I picked up this book some time ago, seduced by the gorgeous cover (stars? tea? I am in!) Also wanted to read it for two more reasons: it is about the Franklin Expedition, a fascination of mine (as evidenced by my Polar Reading year) and because it is a translation from French - the author Dominique Fortier is from Quebec and the translator Sheila Fischman is the best in the business. All these things were pluses. So perhaps my expectations were just a wee bit high.
I liked it. I thought it was interesting enough, with really good writing and some nice twists in the tale. However, I did find it slow moving at the start, and maybe just because I've read so many, many books about the Edwardians and polar exploration, especially Franklin, I was hoping for something new. A new take on the story, something a bit different in the perceptions of the main characters or their motivations, their actions or their fate. And perhaps it delivered this kind of newness to French readers -- is there such a tradition of stories about these polar explorers in French? I don't know, as my French reading level stops at about grade four. (Please leave a comment if you do know)
It is a very English book, and maybe that is its triumph -- it is a French book which reads like British period fiction, very convincingly. The story is two-fold, moving back and forth between Franklin, Crozier and their crew stuck in the Arctic ice, and Lady Jane Franklin and her niece Sophia left behind in Europe. The double view we have of the tale -- seeing the fate of the expedition at the same time as we see the struggles of Lady Jane to get someone to express concern about the length of time they'd been away -- gives us a omniscient view of all the characters. Crozier is the real leader of the expedition, but he is homesick for a girl who doesn't dream of him. Sophia's concerns about marriage and the men who are not there versus the men who are seem a little bit vague; her connection to one of the men early in the book isn't exactly clear, and we have no real idea of who or when she will marry, or even what she thinks of it all herself. The structure of the book mirrors the separation of the female and male worlds in Edwardian England -- Lady Jane is clearly the more ambitious and capable Franklin, and yet it is Sir John who is lauded and sent off on another expedition that he doesn't seem fit for, according to the fictional journal of his second-in-command, Crozier. The two factions, men and women, exist in utterly different worlds in this story; tea parties and political angling back in England -- frostbite and gnawing on maggot-ridden hardtack in the Arctic.
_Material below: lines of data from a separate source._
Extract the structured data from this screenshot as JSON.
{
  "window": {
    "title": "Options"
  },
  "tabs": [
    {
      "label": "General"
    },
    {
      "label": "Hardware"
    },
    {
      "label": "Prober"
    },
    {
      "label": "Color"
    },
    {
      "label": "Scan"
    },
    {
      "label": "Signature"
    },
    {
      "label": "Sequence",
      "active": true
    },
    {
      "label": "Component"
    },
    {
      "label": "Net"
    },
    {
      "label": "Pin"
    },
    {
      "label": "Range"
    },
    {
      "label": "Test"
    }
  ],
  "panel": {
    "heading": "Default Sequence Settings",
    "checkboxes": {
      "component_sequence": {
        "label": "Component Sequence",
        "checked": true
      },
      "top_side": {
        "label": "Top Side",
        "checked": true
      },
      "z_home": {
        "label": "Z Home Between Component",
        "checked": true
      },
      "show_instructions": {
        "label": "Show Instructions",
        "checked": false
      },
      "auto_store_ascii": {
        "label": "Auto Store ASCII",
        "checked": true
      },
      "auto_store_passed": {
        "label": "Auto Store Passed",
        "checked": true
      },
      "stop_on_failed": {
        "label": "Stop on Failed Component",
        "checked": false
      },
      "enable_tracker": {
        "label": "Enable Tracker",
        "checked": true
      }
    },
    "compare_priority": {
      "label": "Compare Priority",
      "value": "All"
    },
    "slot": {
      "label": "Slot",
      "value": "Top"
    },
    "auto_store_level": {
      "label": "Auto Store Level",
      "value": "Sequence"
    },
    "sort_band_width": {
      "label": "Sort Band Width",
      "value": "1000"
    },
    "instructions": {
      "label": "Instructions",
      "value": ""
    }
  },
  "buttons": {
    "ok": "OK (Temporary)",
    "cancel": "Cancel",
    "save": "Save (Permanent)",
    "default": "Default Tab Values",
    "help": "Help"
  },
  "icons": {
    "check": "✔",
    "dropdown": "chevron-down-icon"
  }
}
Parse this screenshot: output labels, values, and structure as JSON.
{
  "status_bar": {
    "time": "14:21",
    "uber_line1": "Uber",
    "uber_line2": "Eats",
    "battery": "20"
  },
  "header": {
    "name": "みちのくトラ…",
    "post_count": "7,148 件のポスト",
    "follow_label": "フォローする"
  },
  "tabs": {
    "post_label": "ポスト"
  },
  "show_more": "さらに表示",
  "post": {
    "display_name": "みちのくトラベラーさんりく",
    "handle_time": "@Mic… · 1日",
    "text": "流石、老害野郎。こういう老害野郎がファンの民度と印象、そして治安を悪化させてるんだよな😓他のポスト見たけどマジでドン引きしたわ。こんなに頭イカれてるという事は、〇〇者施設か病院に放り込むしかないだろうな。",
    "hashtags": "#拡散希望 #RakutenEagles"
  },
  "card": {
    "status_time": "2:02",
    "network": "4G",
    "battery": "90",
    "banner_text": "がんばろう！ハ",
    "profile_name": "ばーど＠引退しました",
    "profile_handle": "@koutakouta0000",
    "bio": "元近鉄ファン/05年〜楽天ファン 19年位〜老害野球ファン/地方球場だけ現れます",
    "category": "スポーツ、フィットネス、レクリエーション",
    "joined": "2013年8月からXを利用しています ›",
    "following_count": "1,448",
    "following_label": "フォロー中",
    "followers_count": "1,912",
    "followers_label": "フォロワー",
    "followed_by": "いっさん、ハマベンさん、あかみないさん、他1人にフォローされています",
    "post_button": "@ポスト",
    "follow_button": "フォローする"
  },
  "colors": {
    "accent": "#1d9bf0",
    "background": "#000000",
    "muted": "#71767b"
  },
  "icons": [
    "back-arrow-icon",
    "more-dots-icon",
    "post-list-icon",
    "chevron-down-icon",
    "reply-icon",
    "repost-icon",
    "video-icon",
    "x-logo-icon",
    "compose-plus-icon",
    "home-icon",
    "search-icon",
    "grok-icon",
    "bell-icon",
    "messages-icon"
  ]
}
I did appreciate the way Fortier drew the parallels.
I suppose I wasn't overawed by this tale as it felt very familiar to me. All the action was foregone -- I knew the personalities and the progress of events, so I didn't feel as if I'd discovered anything newly fascinating. If you haven't read as much polar fiction, or are interested simply because of the topic or the author's technique, you may find it a great read. But I also have a well-documented dislike of the use of real characters in fiction, so that shaded my feelings about this tale as well.
For a story of arctic explorers gone from home for lengthy periods of time, while their various women proceed with their lives separately at home, I preferred Andrea Barrett's Voyage of the Narwhal. But I will be quite interested to see what Fortier writes next.
DOMINIQUE FORTIER was born in 1972. She holds a Ph.D. in literature from McGill University and is an editor and literary translator. On the Proper Use of Stars, her debut novel, was first published in Quebec in 2008 as Du bon usage des étoiles and was shortlisted for the French language Governor General’s Award for Fiction, the Prix des libraires du Québec, the Grand Prix littéraire Archambault, and the Prix Senghor. It is being adapted for the screen by Jean-Marc Vallée.